According to the Feb. 24-26 survey, conducted as the White House acquiesced to calls from public health officials to request more emergency supplemental funding from Congress to combat the infection in the United States, net approval — the share of people who approve minus the share who disapprove — of the job Trump is doing in handling the outbreak has fallen 11 points among registered voters.
Overall, the majority of voters still approve of both Trump (56 percent) and the CDC (76 percent) as they navigate an unpredictable landscape, but the fray in support just as officials warn that the United States is on the precipice of sustained local transmission could signal trouble down the road. The survey has a margin of error of 2 percentage points, while net support has a margin of error of 4 points.
The drop in approval for Trump runs alongside a slightly smaller 8-point drop in voters’ net approval for the Centers for Disease Control and Prevention, which has confirmed problems with its coronavirus test in recent days that have hampered state public health departments’ ability to accurately screen patients.
Over the past two weeks, the share of voters who say the United States needs to do more to address the outbreak jumped 12 percentage points, to 35 percent from 23 percent. The share who believe the response is appropriate in scale fell to 49 percent from 61 percent, a drop fueled mostly by Democrats and independents.
Eric Feigl-Ding, an epidemiologist and health economist at the Harvard Chan School of Public Health, said there is frustration growing among voters and lawmakers of all political stripes. At a Senate Appropriations subcommittee hearing on the coronavirus Tuesday, Republican Sen. John Kennedy (R-La.) pressed acting Homeland Security Secretary Chad Wolf on his inability to answer questions on U.S. preparedness, and some Republicans have joined Democrats in urging Trump to appoint a coronavirus czar to oversee the government’s response.
“You can see fractures coming in,” Feigl-Ding said. “The public is getting mad at the administration for downplaying” the severity of the threat.
Ahead of his planned White House news conference on the coronavirus Wednesday at 6 p.m., Trump blasted the media on Twitter for “doing everything possible to make the Caronavirus [sic] look as bad as possible, including panicking markets.” By market close on Tuesday, after top health officials warned of severe disruptions to daily life in the event of a U.S. epidemic, the Dow sank by 880 points, marking its largest two-day point decline in history.
Optimistic comments from the president and White House economic adviser Larry Kudlow stood in stark contrast to remarks from the CDC’s National Center for Immunization and Respiratory Diseases Director Nancy Messonnier, who said the time has come for businesses, schools and hospitals to prepare for closures and supply shortages.
The poll found sweeping public support for the White House’s request for additional funding, but Democratic lawmakers immediately criticized the administration for seeking less than $2 billion in new funding, arguing it is insufficient to address the magnitude of the outbreak.

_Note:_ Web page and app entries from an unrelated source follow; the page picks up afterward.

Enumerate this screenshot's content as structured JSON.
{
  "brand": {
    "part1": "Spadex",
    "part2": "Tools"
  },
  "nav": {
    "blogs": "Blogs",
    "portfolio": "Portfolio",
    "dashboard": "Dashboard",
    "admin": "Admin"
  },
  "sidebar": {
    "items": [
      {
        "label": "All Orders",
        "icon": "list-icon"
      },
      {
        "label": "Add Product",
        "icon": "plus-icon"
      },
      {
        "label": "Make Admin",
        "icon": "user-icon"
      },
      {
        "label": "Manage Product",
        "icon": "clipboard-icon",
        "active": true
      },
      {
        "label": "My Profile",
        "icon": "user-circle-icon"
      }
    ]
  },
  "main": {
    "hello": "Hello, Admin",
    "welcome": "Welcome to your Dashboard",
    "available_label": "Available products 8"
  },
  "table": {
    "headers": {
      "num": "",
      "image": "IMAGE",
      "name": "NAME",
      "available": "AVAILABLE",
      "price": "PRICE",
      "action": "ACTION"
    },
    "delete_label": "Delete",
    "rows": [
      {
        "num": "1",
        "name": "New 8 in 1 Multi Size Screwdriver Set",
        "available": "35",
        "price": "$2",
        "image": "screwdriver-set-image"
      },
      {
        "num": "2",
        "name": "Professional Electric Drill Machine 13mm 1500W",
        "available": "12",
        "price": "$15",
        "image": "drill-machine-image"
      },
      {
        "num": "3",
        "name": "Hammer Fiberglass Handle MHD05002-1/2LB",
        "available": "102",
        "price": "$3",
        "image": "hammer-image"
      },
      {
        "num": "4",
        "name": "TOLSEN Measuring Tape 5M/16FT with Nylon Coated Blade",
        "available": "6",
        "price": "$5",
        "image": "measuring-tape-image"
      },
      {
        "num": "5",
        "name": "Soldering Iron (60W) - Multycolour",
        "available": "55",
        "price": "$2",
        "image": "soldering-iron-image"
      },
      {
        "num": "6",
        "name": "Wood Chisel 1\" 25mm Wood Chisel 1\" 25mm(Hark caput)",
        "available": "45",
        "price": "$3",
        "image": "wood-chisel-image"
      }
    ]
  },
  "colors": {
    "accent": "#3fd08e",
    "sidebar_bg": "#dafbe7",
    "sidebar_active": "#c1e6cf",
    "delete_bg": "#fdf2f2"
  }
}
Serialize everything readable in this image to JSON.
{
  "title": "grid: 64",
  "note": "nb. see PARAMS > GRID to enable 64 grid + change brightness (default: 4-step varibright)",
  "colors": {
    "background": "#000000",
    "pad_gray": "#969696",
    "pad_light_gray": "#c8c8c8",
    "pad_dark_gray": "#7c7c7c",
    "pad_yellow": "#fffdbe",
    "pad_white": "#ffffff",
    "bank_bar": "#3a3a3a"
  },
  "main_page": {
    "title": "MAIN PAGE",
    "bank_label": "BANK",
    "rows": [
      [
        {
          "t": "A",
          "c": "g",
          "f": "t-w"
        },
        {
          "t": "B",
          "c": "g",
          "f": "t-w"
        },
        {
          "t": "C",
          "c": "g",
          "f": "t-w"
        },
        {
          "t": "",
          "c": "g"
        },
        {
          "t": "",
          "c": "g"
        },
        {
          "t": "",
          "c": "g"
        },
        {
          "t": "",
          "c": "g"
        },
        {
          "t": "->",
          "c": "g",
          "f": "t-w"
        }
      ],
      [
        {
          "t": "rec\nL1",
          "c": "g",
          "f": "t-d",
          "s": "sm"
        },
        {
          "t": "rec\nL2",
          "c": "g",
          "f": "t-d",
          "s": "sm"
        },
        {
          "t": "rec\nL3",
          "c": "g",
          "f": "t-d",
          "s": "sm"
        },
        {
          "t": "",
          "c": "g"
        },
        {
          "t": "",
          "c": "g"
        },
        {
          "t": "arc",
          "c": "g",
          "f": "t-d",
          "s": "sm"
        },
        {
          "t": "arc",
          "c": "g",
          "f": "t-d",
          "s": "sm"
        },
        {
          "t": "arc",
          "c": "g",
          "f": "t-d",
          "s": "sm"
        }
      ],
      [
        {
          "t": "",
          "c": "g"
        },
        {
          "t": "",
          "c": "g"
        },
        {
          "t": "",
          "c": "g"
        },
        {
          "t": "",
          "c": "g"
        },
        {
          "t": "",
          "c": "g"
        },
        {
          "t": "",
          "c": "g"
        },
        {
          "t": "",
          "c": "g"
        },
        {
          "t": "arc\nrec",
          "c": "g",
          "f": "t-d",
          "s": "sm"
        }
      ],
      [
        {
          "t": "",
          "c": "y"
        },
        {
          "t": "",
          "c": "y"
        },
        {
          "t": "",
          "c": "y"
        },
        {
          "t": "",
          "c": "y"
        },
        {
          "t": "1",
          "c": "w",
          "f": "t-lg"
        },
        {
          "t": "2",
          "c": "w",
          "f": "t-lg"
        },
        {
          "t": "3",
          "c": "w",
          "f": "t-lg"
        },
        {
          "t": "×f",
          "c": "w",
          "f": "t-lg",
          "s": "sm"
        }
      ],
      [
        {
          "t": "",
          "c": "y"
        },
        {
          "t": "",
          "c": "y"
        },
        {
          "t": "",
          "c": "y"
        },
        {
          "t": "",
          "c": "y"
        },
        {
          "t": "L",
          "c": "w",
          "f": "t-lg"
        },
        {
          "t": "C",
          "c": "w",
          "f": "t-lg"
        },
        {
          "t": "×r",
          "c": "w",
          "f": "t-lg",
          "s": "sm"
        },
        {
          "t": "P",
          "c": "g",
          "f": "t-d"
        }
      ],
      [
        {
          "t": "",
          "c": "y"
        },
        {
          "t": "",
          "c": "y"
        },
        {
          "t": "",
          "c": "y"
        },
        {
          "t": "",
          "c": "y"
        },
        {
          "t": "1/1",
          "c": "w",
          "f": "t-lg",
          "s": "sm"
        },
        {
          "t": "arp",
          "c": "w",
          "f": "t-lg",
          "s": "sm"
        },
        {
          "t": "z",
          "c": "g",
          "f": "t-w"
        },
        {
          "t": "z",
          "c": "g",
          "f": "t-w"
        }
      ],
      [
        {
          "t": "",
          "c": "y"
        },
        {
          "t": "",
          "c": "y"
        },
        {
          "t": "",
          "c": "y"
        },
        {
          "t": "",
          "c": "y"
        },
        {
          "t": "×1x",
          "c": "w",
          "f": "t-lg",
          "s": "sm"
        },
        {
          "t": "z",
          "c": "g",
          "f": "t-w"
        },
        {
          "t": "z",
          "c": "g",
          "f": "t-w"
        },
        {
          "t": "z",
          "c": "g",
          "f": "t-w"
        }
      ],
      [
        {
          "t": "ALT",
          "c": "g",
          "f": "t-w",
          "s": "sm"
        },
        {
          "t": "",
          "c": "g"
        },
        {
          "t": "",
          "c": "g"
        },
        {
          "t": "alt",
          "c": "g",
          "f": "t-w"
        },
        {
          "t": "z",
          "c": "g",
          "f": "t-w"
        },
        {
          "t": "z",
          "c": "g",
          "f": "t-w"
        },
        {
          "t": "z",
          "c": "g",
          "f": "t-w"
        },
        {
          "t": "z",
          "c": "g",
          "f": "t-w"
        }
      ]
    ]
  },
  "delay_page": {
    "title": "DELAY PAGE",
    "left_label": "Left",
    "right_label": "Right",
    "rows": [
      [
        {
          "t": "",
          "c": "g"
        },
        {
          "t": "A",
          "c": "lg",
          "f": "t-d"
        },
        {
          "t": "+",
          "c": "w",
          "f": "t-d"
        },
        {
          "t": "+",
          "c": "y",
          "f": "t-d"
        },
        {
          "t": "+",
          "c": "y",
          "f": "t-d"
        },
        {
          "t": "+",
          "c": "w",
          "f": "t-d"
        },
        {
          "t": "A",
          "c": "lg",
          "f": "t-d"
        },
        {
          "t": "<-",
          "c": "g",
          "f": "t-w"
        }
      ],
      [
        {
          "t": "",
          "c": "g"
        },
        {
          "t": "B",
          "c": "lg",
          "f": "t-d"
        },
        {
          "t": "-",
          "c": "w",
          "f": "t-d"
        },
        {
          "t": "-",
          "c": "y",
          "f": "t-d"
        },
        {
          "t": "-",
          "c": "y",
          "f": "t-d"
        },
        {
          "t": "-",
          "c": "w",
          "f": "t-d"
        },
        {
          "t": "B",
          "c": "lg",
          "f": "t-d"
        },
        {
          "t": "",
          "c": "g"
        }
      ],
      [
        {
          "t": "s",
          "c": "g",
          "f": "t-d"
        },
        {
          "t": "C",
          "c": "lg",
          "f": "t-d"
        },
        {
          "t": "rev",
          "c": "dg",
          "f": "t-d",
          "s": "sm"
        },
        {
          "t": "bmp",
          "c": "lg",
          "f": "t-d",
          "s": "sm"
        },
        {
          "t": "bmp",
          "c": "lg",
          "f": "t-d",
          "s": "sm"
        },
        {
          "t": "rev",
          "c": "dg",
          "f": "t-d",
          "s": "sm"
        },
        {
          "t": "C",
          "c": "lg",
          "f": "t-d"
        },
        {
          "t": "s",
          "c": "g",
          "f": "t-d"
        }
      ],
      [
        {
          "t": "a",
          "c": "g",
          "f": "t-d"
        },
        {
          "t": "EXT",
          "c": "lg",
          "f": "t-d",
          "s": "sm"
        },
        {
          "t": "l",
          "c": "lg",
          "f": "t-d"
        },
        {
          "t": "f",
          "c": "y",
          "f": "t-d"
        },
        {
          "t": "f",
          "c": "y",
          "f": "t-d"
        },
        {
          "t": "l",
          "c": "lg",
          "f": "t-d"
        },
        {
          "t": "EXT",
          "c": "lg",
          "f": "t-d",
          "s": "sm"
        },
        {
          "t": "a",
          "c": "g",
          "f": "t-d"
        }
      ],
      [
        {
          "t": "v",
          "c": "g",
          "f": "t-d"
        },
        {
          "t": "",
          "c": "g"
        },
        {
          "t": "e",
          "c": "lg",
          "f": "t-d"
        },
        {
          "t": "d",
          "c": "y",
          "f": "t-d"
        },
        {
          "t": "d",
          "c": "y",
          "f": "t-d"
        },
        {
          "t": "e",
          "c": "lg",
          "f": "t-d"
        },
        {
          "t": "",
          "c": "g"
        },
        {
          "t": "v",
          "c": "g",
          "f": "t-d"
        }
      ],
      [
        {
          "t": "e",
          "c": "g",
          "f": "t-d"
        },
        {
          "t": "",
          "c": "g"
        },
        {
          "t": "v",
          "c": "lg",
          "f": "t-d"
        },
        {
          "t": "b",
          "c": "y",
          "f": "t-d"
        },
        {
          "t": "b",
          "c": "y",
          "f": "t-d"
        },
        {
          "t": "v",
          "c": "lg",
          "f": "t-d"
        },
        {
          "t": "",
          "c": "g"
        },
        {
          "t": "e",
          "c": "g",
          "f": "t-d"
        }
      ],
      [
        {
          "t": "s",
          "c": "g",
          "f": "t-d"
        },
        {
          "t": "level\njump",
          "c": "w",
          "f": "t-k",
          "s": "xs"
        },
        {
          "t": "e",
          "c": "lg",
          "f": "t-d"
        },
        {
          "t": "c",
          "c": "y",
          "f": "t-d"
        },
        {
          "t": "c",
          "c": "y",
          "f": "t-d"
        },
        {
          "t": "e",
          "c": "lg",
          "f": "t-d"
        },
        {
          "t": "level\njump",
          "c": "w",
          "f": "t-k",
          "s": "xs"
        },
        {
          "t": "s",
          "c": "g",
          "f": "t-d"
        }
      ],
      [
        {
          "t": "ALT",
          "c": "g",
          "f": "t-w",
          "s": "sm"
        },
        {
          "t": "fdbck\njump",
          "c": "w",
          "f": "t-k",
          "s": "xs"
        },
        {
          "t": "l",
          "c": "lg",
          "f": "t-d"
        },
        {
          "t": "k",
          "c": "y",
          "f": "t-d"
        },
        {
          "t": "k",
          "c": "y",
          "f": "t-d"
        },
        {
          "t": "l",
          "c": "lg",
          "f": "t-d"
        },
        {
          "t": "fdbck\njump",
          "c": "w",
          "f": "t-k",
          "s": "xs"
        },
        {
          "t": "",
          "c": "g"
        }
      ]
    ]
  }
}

The data also shows overwhelming support for offering free medical screening and treatment for the coronavirus for all Americans, including the uninsured, with a majority of voters saying they “strongly agree” the United States should offer zero-cost testing and treatment. Physicians and public health experts have raised concerns that barriers to care are especially dangerous during an epidemic, given the paramount importance of assuring every case is diagnosed promptly to diminish the risk of spread.
Purvi Parikh, an allergy and infectious disease doctor in New York, said her concern for patients becoming infected is low for now but that the long-term impact on health systems will depend on how fast physicians can make the diagnosis.
Feigl-Ding, who posed a similar question about free care on Twitter over the weekend, said the bipartisan support underscores how rigid ideologies can fall away in the face of infectious disease. The positive response from conservative voters to free health care, Feigl-Ding said, signals that in the case of the coronavirus, Republicans see the value in getting the government to front the cost of treating someone else’s infection.